From 17 to 24 September, the organisation presents a programme tailored to corona safety guidelines and without a thematic focus, but with outstanding current and historical films and some interesting guests. And as seats in the cinema hall are limited due to the current social distance rules in force, most films will be shown twice.
Among the films to be shown during the one-week long festival are award-winning new feature and documentary films which will be screened in Cologne for the first time, such as the feature film ADAM (German premiere) by Moroccan filmmaker Maryam Touzani about a young woman who is pregnant in a society that condemns her for having a child out of wedlock.
The Kenyan drama LUSALA (German premiere) about a young man haunted by the traumatic ghosts of his past will also be presented at the AFRIKA FILM TAGE.
With the documentary MEU AMIGO FELA ((MY FRIEND FELA)) by Joel Zito Araújo, Cologne continues its focus on the Black Contemporary Cinema from Brazil, which was presented last year with a dozen short films. The film by Brazilian director Araújo is about the legendary Nigerian musician Fela Kuti and it documents the close relationship of the Brazilian Diaspora to the culture of the African continent.
In a double programme, the festival also presents African perspectives on the Second World War. The event, with the documentaries ALSO AFRICANS HAVE FREED THE ELSASS and ANOTHER 8th MAY – THE MASSKERS OF SÉTIF IN ALGERIA, was actually supposed to take place in May on the 75th anniversary of the end of the war.
A total of 28 films from African countries as well as from the worldwide Diaspora will be screened in Cologne from 17 – 24 September. Five international guests have also been invited to discuss topical issues with the audience.
As the Second World War did not end outside Europe until September 1945, the discussion with director Mehdi Lallaoui during the festival is still important, especially as the events of the war outside Europe and Africa were almost completely ignored at the end of the war 75 years ago. The cooperation partners for this event include recherche international e.V., the International Office of the Mayor of Cologne, bündnis14afrika and the africologne Festival.

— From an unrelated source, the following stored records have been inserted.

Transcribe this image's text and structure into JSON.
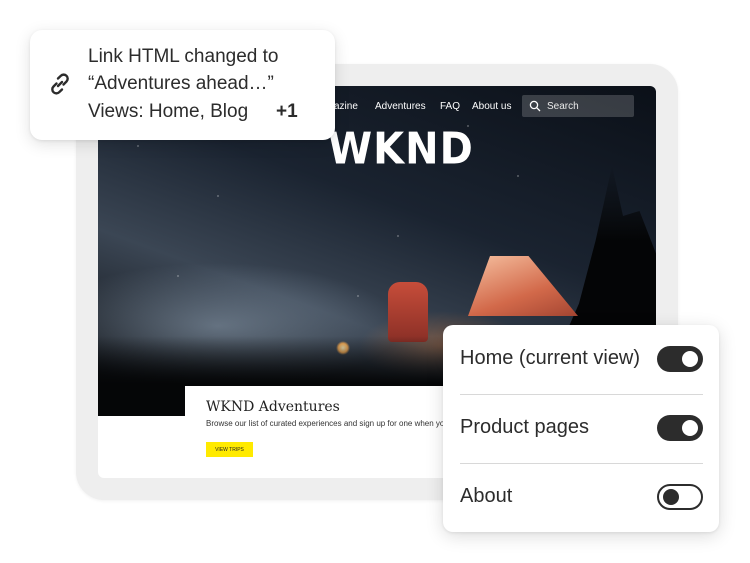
{
  "notification": {
    "line1": "Link HTML changed to",
    "line2": "“Adventures ahead…”",
    "line3": "Views: Home, Blog",
    "plus": "+1",
    "icon": "link-icon"
  },
  "website": {
    "nav": {
      "magazine": "azine",
      "adventures": "Adventures",
      "faq": "FAQ",
      "about": "About us",
      "search_placeholder": "Search"
    },
    "logo": "WKND",
    "card": {
      "title": "WKND Adventures",
      "subtitle": "Browse our list of curated experiences and sign up for one when you",
      "button": "VIEW TRIPS"
    }
  },
  "toggles": [
    {
      "label": "Home (current view)",
      "on": true
    },
    {
      "label": "Product pages",
      "on": true
    },
    {
      "label": "About",
      "on": false
    }
  ],
  "colors": {
    "accent_button": "#ffea00",
    "toggle_on": "#2c2c2c",
    "text": "#2c2c2c"
  }
}
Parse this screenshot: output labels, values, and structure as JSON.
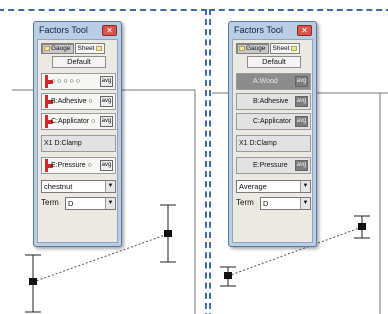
{
  "left_tool": {
    "title": "Factors Tool",
    "close_glyph": "✕",
    "toggle_gauge": "Gauge",
    "toggle_sheet": "Sheet",
    "default_label": "Default",
    "factors": [
      {
        "label": "○ ○ ○ ○ ○",
        "avg": "avg"
      },
      {
        "label": "B:Adhesive ○",
        "avg": "avg"
      },
      {
        "label": "C:Applicator ○",
        "avg": "avg"
      },
      {
        "label": "D:Clamp",
        "prefix": "X1"
      },
      {
        "label": "E:Pressure ○",
        "avg": "avg"
      }
    ],
    "level_value": "chestnut",
    "term_label": "Term",
    "term_value": "D"
  },
  "right_tool": {
    "title": "Factors Tool",
    "close_glyph": "✕",
    "toggle_gauge": "Gauge",
    "toggle_sheet": "Sheet",
    "default_label": "Default",
    "factors": [
      {
        "label": "A:Wood",
        "avg": "avg"
      },
      {
        "label": "B:Adhesive",
        "avg": "avg"
      },
      {
        "label": "C:Applicator",
        "avg": "avg"
      },
      {
        "label": "D:Clamp",
        "prefix": "X1"
      },
      {
        "label": "E:Pressure",
        "avg": "avg"
      }
    ],
    "level_value": "Average",
    "term_label": "Term",
    "term_value": "D"
  },
  "colors": {
    "frame": "#3e6aa8",
    "slider": "#d3292b",
    "window": "#b9cde4"
  }
}
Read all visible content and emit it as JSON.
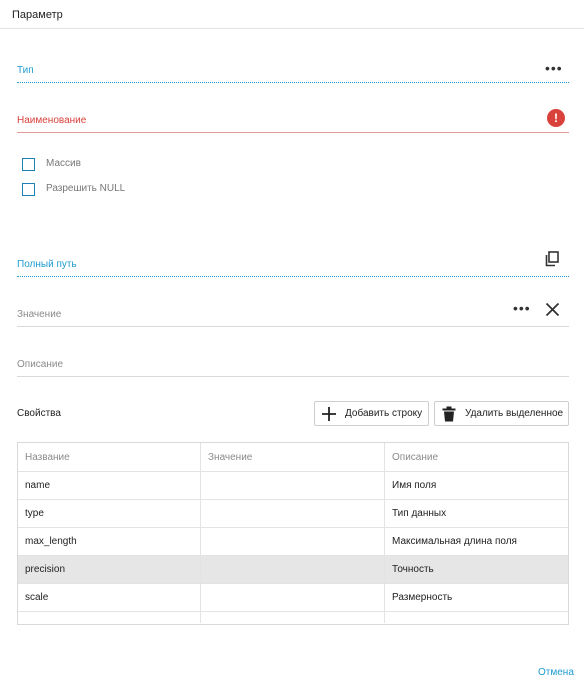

Initiatives and organisations such as No one is illegal have been invited to discuss with Hind Meddeb, director of the documentary film PARIS STALINGRAD about undocumented refugees living on the streets of the French capital, whose situation has worsened during the Corona crisis.